DATASET:
★ ★ ★ ★ ★ ★ ★
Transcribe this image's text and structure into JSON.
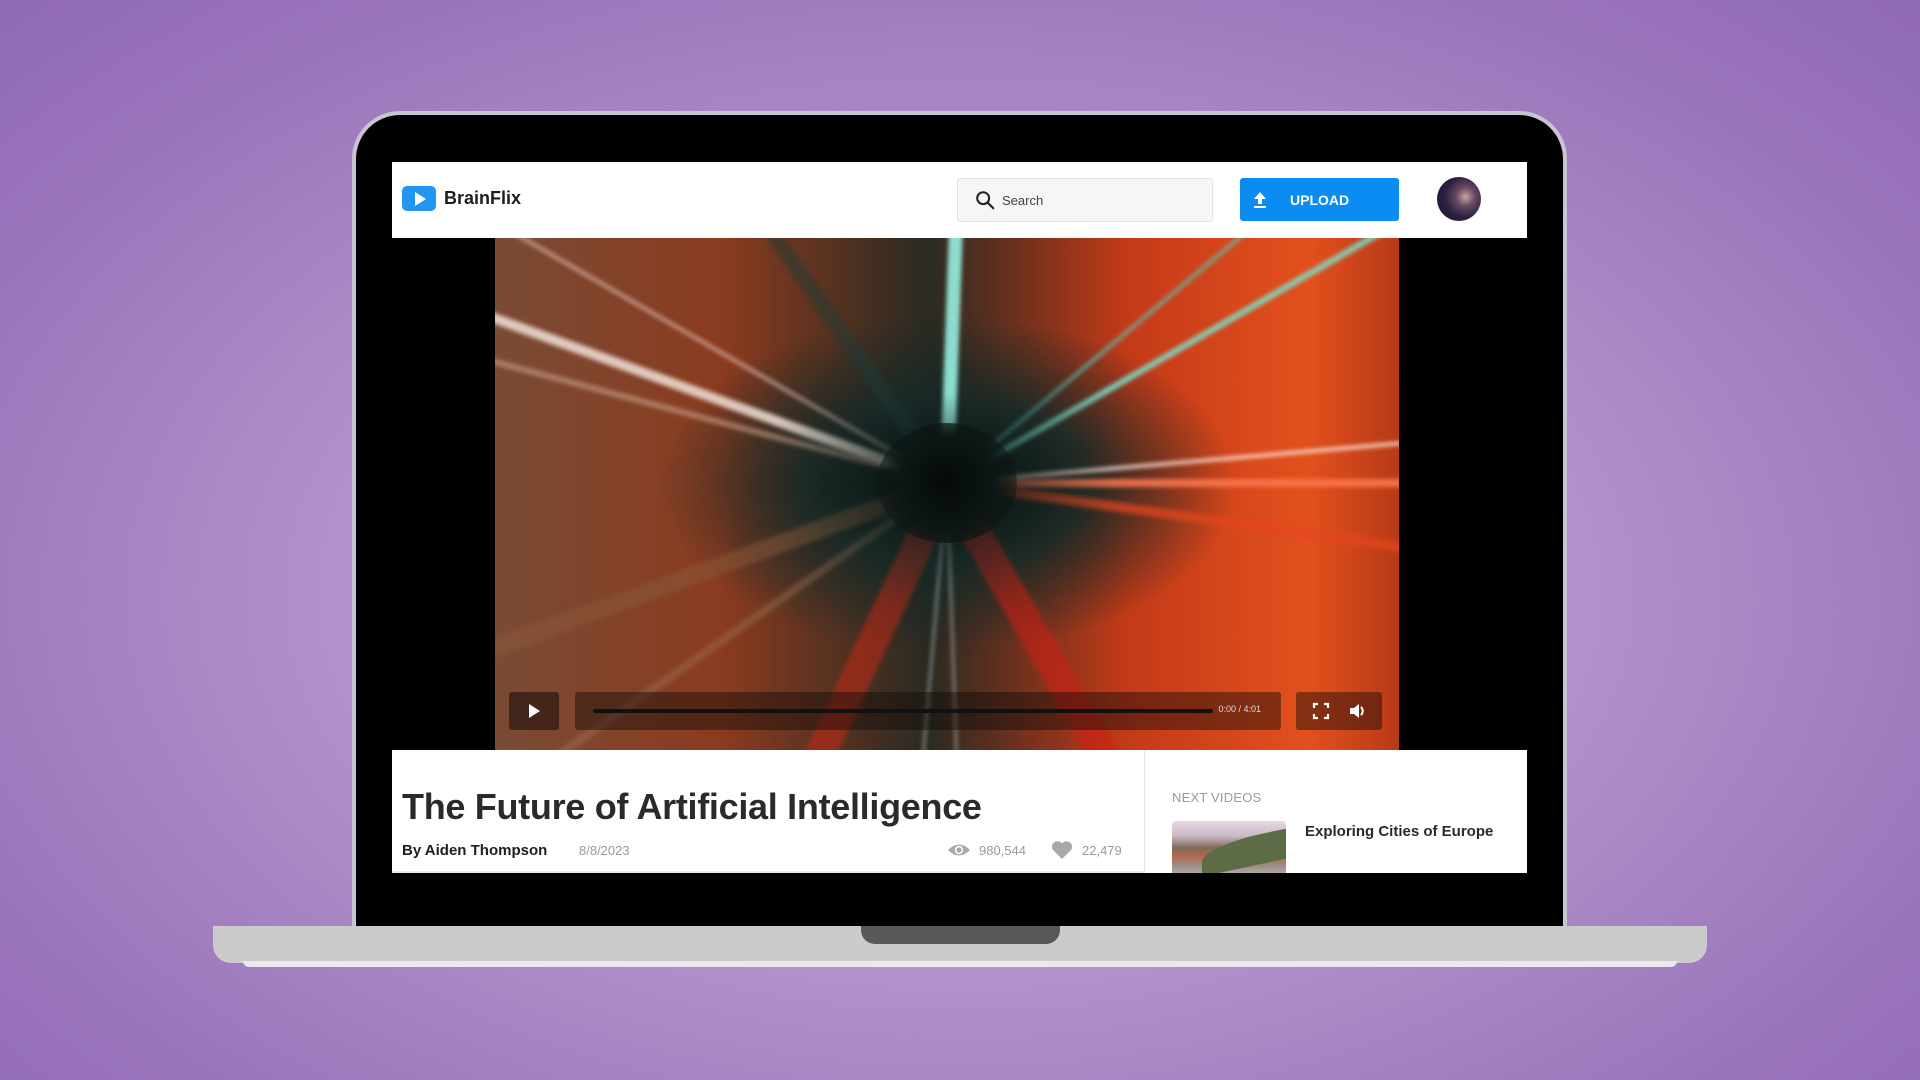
{
  "app": {
    "name": "BrainFlix",
    "brand_color": "#0b8cf3"
  },
  "header": {
    "logo_text": "BrainFlix",
    "search_placeholder": "Search",
    "search_value": "",
    "upload_label": "UPLOAD",
    "icons": {
      "logo": "play-icon",
      "search": "search-icon",
      "upload": "upload-arrow-icon",
      "avatar": "user-avatar"
    }
  },
  "player": {
    "current_time": "0:00",
    "duration": "4:01",
    "time_display": "0:00 / 4:01",
    "progress_percent": 0,
    "icons": {
      "play": "play-icon",
      "fullscreen": "fullscreen-icon",
      "volume": "volume-icon"
    }
  },
  "video": {
    "title": "The Future of Artificial Intelligence",
    "author": "By Aiden Thompson",
    "date": "8/8/2023",
    "views": "980,544",
    "likes": "22,479"
  },
  "next_videos": {
    "label": "NEXT VIDEOS",
    "items": [
      {
        "title": "Exploring Cities of Europe"
      }
    ]
  }
}
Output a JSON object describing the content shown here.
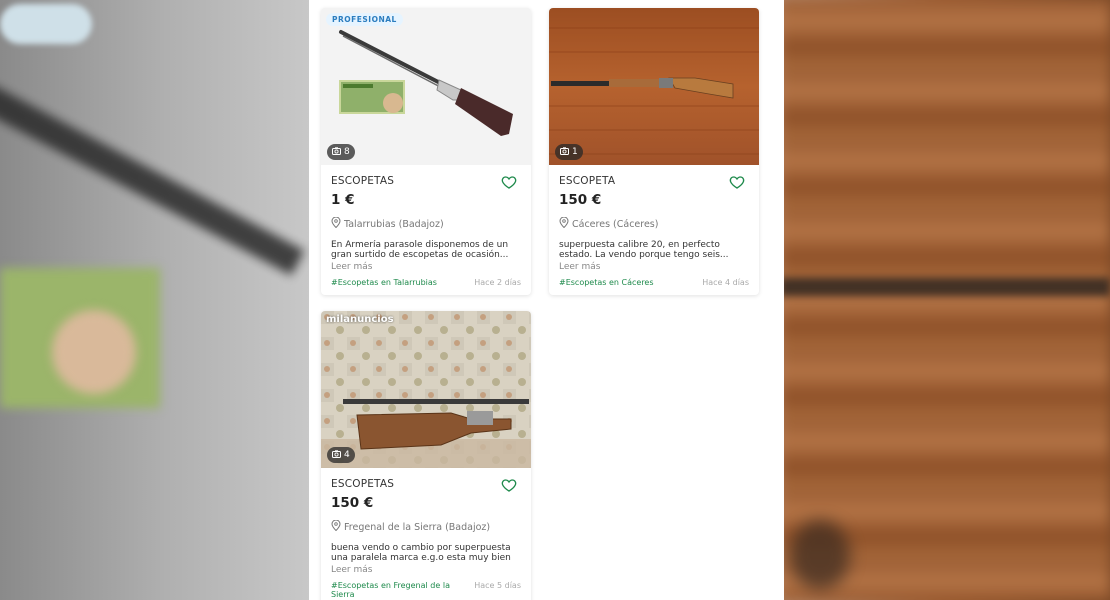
{
  "listings": [
    {
      "badge": "PROFESIONAL",
      "photo_count": "8",
      "category": "ESCOPETAS",
      "price": "1 €",
      "location": "Talarrubias (Badajoz)",
      "description": "En Armería parasole disponemos de un gran surtido de escopetas de ocasión...",
      "read_more": "Leer más",
      "tag": "#Escopetas en Talarrubias",
      "date": "Hace 2 días"
    },
    {
      "photo_count": "1",
      "category": "ESCOPETA",
      "price": "150 €",
      "location": "Cáceres (Cáceres)",
      "description": "superpuesta calibre 20, en perfecto estado. La vendo porque tengo seis...",
      "read_more": "Leer más",
      "tag": "#Escopetas en Cáceres",
      "date": "Hace 4 días"
    },
    {
      "watermark": "milanuncios",
      "photo_count": "4",
      "category": "ESCOPETAS",
      "price": "150 €",
      "location": "Fregenal de la Sierra (Badajoz)",
      "description": "buena vendo o cambio por superpuesta una paralela marca e.g.o esta muy bien ...",
      "read_more": "Leer más",
      "tag": "#Escopetas en Fregenal de la Sierra",
      "date": "Hace 5 días"
    }
  ],
  "colors": {
    "accent_green": "#1f8a4c",
    "badge_blue": "#2b7dbf"
  },
  "icons": [
    "camera-icon",
    "heart-icon",
    "location-pin-icon"
  ]
}
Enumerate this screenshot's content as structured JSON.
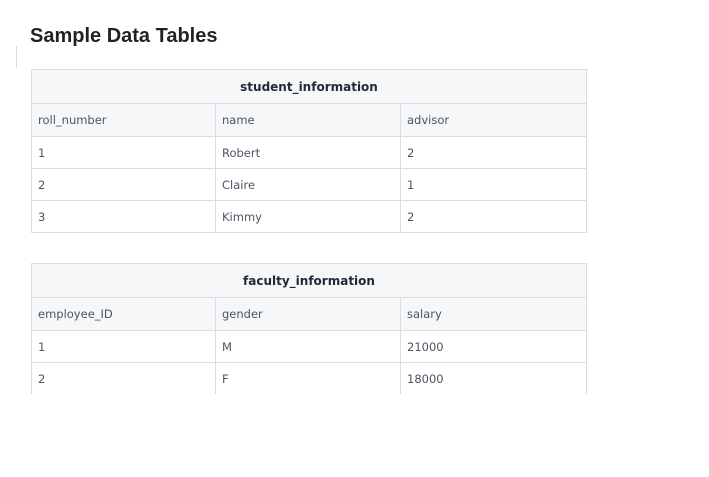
{
  "page": {
    "title": "Sample Data Tables"
  },
  "tables": [
    {
      "caption": "student_information",
      "columns": [
        "roll_number",
        "name",
        "advisor"
      ],
      "rows": [
        [
          "1",
          "Robert",
          "2"
        ],
        [
          "2",
          "Claire",
          "1"
        ],
        [
          "3",
          "Kimmy",
          "2"
        ]
      ]
    },
    {
      "caption": "faculty_information",
      "columns": [
        "employee_ID",
        "gender",
        "salary"
      ],
      "rows": [
        [
          "1",
          "M",
          "21000"
        ],
        [
          "2",
          "F",
          "18000"
        ]
      ]
    }
  ]
}
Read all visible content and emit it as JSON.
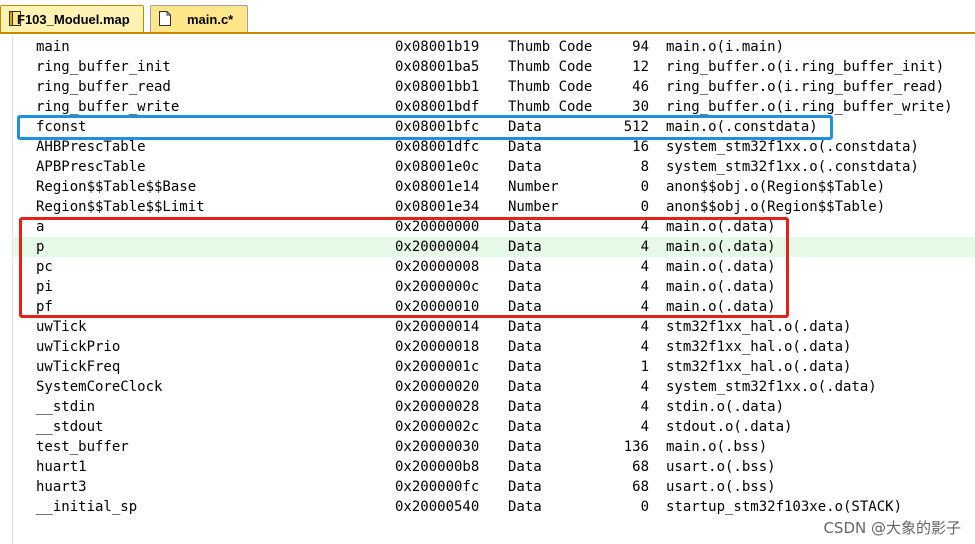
{
  "tabs": [
    {
      "label": "F103_Moduel.map",
      "active": true,
      "icon": "file-yellow-icon"
    },
    {
      "label": "main.c*",
      "active": false,
      "icon": "file-doc-icon"
    }
  ],
  "rows": [
    [
      "main",
      "0x08001b19",
      "Thumb Code",
      "94",
      "main.o(i.main)"
    ],
    [
      "ring_buffer_init",
      "0x08001ba5",
      "Thumb Code",
      "12",
      "ring_buffer.o(i.ring_buffer_init)"
    ],
    [
      "ring_buffer_read",
      "0x08001bb1",
      "Thumb Code",
      "46",
      "ring_buffer.o(i.ring_buffer_read)"
    ],
    [
      "ring_buffer_write",
      "0x08001bdf",
      "Thumb Code",
      "30",
      "ring_buffer.o(i.ring_buffer_write)"
    ],
    [
      "fconst",
      "0x08001bfc",
      "Data",
      "512",
      "main.o(.constdata)"
    ],
    [
      "AHBPrescTable",
      "0x08001dfc",
      "Data",
      "16",
      "system_stm32f1xx.o(.constdata)"
    ],
    [
      "APBPrescTable",
      "0x08001e0c",
      "Data",
      "8",
      "system_stm32f1xx.o(.constdata)"
    ],
    [
      "Region$$Table$$Base",
      "0x08001e14",
      "Number",
      "0",
      "anon$$obj.o(Region$$Table)"
    ],
    [
      "Region$$Table$$Limit",
      "0x08001e34",
      "Number",
      "0",
      "anon$$obj.o(Region$$Table)"
    ],
    [
      "a",
      "0x20000000",
      "Data",
      "4",
      "main.o(.data)"
    ],
    [
      "p",
      "0x20000004",
      "Data",
      "4",
      "main.o(.data)"
    ],
    [
      "pc",
      "0x20000008",
      "Data",
      "4",
      "main.o(.data)"
    ],
    [
      "pi",
      "0x2000000c",
      "Data",
      "4",
      "main.o(.data)"
    ],
    [
      "pf",
      "0x20000010",
      "Data",
      "4",
      "main.o(.data)"
    ],
    [
      "uwTick",
      "0x20000014",
      "Data",
      "4",
      "stm32f1xx_hal.o(.data)"
    ],
    [
      "uwTickPrio",
      "0x20000018",
      "Data",
      "4",
      "stm32f1xx_hal.o(.data)"
    ],
    [
      "uwTickFreq",
      "0x2000001c",
      "Data",
      "1",
      "stm32f1xx_hal.o(.data)"
    ],
    [
      "SystemCoreClock",
      "0x20000020",
      "Data",
      "4",
      "system_stm32f1xx.o(.data)"
    ],
    [
      "__stdin",
      "0x20000028",
      "Data",
      "4",
      "stdin.o(.data)"
    ],
    [
      "__stdout",
      "0x2000002c",
      "Data",
      "4",
      "stdout.o(.data)"
    ],
    [
      "test_buffer",
      "0x20000030",
      "Data",
      "136",
      "main.o(.bss)"
    ],
    [
      "huart1",
      "0x200000b8",
      "Data",
      "68",
      "usart.o(.bss)"
    ],
    [
      "huart3",
      "0x200000fc",
      "Data",
      "68",
      "usart.o(.bss)"
    ],
    [
      "__initial_sp",
      "0x20000540",
      "Data",
      "0",
      "startup_stm32f103xe.o(STACK)"
    ]
  ],
  "highlighted_row": 10,
  "annotations": {
    "blue_box_color": "#1e90e0",
    "red_box_color": "#e2231a"
  },
  "watermark": "CSDN @大象的影子"
}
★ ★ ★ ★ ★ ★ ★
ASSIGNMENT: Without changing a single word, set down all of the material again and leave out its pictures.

SOLUTION TO THE EXERCISE:
Transcribe this image's text and structure into JSON.
{
  "app": {
    "name": "BrainFlix",
    "brand_color": "#0b8cf3"
  },
  "header": {
    "logo_text": "BrainFlix",
    "search_placeholder": "Search",
    "search_value": "",
    "upload_label": "UPLOAD",
    "icons": {
      "logo": "play-icon",
      "search": "search-icon",
      "upload": "upload-arrow-icon",
      "avatar": "user-avatar"
    }
  },
  "player": {
    "current_time": "0:00",
    "duration": "4:01",
    "time_display": "0:00 / 4:01",
    "progress_percent": 0,
    "icons": {
      "play": "play-icon",
      "fullscreen": "fullscreen-icon",
      "volume": "volume-icon"
    }
  },
  "video": {
    "title": "The Future of Artificial Intelligence",
    "author": "By Aiden Thompson",
    "date": "8/8/2023",
    "views": "980,544",
    "likes": "22,479"
  },
  "next_videos": {
    "label": "NEXT VIDEOS",
    "items": [
      {
        "title": "Exploring Cities of Europe"
      }
    ]
  }
}
Output a JSON object describing the content shown here.
{
  "listings": [
    {
      "badge": "PROFESIONAL",
      "photo_count": "8",
      "category": "ESCOPETAS",
      "price": "1 €",
      "location": "Talarrubias (Badajoz)",
      "description": "En Armería parasole disponemos de un gran surtido de escopetas de ocasión...",
      "read_more": "Leer más",
      "tag": "#Escopetas en Talarrubias",
      "date": "Hace 2 días"
    },
    {
      "photo_count": "1",
      "category": "ESCOPETA",
      "price": "150 €",
      "location": "Cáceres (Cáceres)",
      "description": "superpuesta calibre 20, en perfecto estado. La vendo porque tengo seis...",
      "read_more": "Leer más",
      "tag": "#Escopetas en Cáceres",
      "date": "Hace 4 días"
    },
    {
      "watermark": "milanuncios",
      "photo_count": "4",
      "category": "ESCOPETAS",
      "price": "150 €",
      "location": "Fregenal de la Sierra (Badajoz)",
      "description": "buena vendo o cambio por superpuesta una paralela marca e.g.o esta muy bien ...",
      "read_more": "Leer más",
      "tag": "#Escopetas en Fregenal de la Sierra",
      "date": "Hace 5 días"
    }
  ],
  "colors": {
    "accent_green": "#1f8a4c",
    "badge_blue": "#2b7dbf"
  },
  "icons": [
    "camera-icon",
    "heart-icon",
    "location-pin-icon"
  ]
}
Enumerate this screenshot's content as structured JSON.
{
  "page": {
    "title": "Sample Data Tables"
  },
  "tables": [
    {
      "caption": "student_information",
      "columns": [
        "roll_number",
        "name",
        "advisor"
      ],
      "rows": [
        [
          "1",
          "Robert",
          "2"
        ],
        [
          "2",
          "Claire",
          "1"
        ],
        [
          "3",
          "Kimmy",
          "2"
        ]
      ]
    },
    {
      "caption": "faculty_information",
      "columns": [
        "employee_ID",
        "gender",
        "salary"
      ],
      "rows": [
        [
          "1",
          "M",
          "21000"
        ],
        [
          "2",
          "F",
          "18000"
        ]
      ]
    }
  ]
}
Read all visible content and emit it as JSON.
{
  "tabs": [
    {
      "label": "F103_Moduel.map",
      "active": true,
      "icon": "file-yellow-icon"
    },
    {
      "label": "main.c*",
      "active": false,
      "icon": "file-doc-icon"
    }
  ],
  "rows": [
    [
      "main",
      "0x08001b19",
      "Thumb Code",
      "94",
      "main.o(i.main)"
    ],
    [
      "ring_buffer_init",
      "0x08001ba5",
      "Thumb Code",
      "12",
      "ring_buffer.o(i.ring_buffer_init)"
    ],
    [
      "ring_buffer_read",
      "0x08001bb1",
      "Thumb Code",
      "46",
      "ring_buffer.o(i.ring_buffer_read)"
    ],
    [
      "ring_buffer_write",
      "0x08001bdf",
      "Thumb Code",
      "30",
      "ring_buffer.o(i.ring_buffer_write)"
    ],
    [
      "fconst",
      "0x08001bfc",
      "Data",
      "512",
      "main.o(.constdata)"
    ],
    [
      "AHBPrescTable",
      "0x08001dfc",
      "Data",
      "16",
      "system_stm32f1xx.o(.constdata)"
    ],
    [
      "APBPrescTable",
      "0x08001e0c",
      "Data",
      "8",
      "system_stm32f1xx.o(.constdata)"
    ],
    [
      "Region$$Table$$Base",
      "0x08001e14",
      "Number",
      "0",
      "anon$$obj.o(Region$$Table)"
    ],
    [
      "Region$$Table$$Limit",
      "0x08001e34",
      "Number",
      "0",
      "anon$$obj.o(Region$$Table)"
    ],
    [
      "a",
      "0x20000000",
      "Data",
      "4",
      "main.o(.data)"
    ],
    [
      "p",
      "0x20000004",
      "Data",
      "4",
      "main.o(.data)"
    ],
    [
      "pc",
      "0x20000008",
      "Data",
      "4",
      "main.o(.data)"
    ],
    [
      "pi",
      "0x2000000c",
      "Data",
      "4",
      "main.o(.data)"
    ],
    [
      "pf",
      "0x20000010",
      "Data",
      "4",
      "main.o(.data)"
    ],
    [
      "uwTick",
      "0x20000014",
      "Data",
      "4",
      "stm32f1xx_hal.o(.data)"
    ],
    [
      "uwTickPrio",
      "0x20000018",
      "Data",
      "4",
      "stm32f1xx_hal.o(.data)"
    ],
    [
      "uwTickFreq",
      "0x2000001c",
      "Data",
      "1",
      "stm32f1xx_hal.o(.data)"
    ],
    [
      "SystemCoreClock",
      "0x20000020",
      "Data",
      "4",
      "system_stm32f1xx.o(.data)"
    ],
    [
      "__stdin",
      "0x20000028",
      "Data",
      "4",
      "stdin.o(.data)"
    ],
    [
      "__stdout",
      "0x2000002c",
      "Data",
      "4",
      "stdout.o(.data)"
    ],
    [
      "test_buffer",
      "0x20000030",
      "Data",
      "136",
      "main.o(.bss)"
    ],
    [
      "huart1",
      "0x200000b8",
      "Data",
      "68",
      "usart.o(.bss)"
    ],
    [
      "huart3",
      "0x200000fc",
      "Data",
      "68",
      "usart.o(.bss)"
    ],
    [
      "__initial_sp",
      "0x20000540",
      "Data",
      "0",
      "startup_stm32f103xe.o(STACK)"
    ]
  ],
  "highlighted_row": 10,
  "annotations": {
    "blue_box_color": "#1e90e0",
    "red_box_color": "#e2231a"
  },
  "watermark": "CSDN @大象的影子"
}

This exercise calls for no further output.